[Web page and app entries]
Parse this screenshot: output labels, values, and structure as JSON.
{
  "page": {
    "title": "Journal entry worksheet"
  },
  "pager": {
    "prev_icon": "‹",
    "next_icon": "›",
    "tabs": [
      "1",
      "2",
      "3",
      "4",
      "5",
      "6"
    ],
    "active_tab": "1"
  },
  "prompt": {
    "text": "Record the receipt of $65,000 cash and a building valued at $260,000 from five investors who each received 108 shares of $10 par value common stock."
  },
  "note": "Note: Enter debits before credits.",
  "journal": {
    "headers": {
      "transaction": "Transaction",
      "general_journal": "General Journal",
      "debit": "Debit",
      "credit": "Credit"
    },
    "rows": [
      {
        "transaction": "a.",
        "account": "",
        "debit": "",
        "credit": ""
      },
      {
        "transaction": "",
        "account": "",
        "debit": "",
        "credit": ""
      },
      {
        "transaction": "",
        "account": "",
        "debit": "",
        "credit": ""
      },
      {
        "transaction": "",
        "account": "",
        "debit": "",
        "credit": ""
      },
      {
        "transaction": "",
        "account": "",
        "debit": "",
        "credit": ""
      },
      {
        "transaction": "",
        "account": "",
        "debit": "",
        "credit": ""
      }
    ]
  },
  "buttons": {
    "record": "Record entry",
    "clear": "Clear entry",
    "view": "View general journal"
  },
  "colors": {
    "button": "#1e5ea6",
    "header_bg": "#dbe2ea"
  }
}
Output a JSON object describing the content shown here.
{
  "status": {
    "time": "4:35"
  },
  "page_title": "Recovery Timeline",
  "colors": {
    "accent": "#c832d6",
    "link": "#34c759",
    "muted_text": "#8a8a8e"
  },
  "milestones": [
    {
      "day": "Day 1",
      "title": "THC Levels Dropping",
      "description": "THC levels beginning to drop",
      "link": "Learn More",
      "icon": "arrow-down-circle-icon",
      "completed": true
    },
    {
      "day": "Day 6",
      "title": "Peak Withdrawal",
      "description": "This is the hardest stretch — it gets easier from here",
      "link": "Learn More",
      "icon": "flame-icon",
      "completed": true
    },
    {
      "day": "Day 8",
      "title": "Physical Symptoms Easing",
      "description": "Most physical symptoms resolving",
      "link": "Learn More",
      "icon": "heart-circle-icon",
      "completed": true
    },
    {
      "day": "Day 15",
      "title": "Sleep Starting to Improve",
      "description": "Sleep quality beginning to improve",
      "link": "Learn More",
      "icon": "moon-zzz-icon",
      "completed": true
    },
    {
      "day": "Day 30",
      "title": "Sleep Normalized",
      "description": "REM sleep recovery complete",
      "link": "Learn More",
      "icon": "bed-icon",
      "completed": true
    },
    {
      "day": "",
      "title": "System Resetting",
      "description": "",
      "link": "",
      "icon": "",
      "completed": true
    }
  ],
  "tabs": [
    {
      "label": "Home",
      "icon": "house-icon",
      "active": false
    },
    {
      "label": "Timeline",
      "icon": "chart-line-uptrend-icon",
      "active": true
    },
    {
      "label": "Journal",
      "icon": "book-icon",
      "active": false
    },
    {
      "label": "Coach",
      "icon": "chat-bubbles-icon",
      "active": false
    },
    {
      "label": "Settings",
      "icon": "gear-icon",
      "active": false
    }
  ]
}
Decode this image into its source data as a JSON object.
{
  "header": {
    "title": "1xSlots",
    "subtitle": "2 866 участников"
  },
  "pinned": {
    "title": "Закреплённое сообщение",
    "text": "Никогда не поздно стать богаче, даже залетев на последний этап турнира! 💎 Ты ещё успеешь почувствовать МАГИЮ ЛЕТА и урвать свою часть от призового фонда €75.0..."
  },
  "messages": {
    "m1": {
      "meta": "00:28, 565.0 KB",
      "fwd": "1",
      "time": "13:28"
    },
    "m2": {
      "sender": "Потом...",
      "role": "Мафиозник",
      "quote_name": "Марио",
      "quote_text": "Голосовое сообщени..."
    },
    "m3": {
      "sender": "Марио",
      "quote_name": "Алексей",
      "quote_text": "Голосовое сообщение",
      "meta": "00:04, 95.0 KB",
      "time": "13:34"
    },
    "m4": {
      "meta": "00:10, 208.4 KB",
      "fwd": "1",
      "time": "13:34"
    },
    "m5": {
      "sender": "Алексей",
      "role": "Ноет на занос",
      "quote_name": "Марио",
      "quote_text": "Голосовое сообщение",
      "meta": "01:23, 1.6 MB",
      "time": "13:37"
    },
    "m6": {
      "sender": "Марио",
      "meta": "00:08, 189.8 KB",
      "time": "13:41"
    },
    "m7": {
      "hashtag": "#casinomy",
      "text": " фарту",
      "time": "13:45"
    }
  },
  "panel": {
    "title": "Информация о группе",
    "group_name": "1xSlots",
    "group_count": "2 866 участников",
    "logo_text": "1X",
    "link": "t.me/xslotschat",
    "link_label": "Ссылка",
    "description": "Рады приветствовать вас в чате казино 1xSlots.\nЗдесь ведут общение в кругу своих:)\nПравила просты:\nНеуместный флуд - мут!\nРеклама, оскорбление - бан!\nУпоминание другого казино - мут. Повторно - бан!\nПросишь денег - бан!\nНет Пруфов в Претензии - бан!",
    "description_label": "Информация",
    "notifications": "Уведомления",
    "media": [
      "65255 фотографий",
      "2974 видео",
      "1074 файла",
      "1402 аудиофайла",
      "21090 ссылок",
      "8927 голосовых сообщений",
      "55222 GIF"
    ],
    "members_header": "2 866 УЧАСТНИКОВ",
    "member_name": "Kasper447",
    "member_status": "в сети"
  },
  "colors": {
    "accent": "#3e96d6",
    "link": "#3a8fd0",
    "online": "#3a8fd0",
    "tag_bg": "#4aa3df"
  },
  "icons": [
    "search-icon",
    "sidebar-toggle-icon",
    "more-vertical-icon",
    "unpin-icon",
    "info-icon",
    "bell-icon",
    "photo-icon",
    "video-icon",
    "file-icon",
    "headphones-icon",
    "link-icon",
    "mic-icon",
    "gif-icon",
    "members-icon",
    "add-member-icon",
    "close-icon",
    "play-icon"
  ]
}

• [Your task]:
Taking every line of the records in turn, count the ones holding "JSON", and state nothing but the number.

• [Problem solution]:
3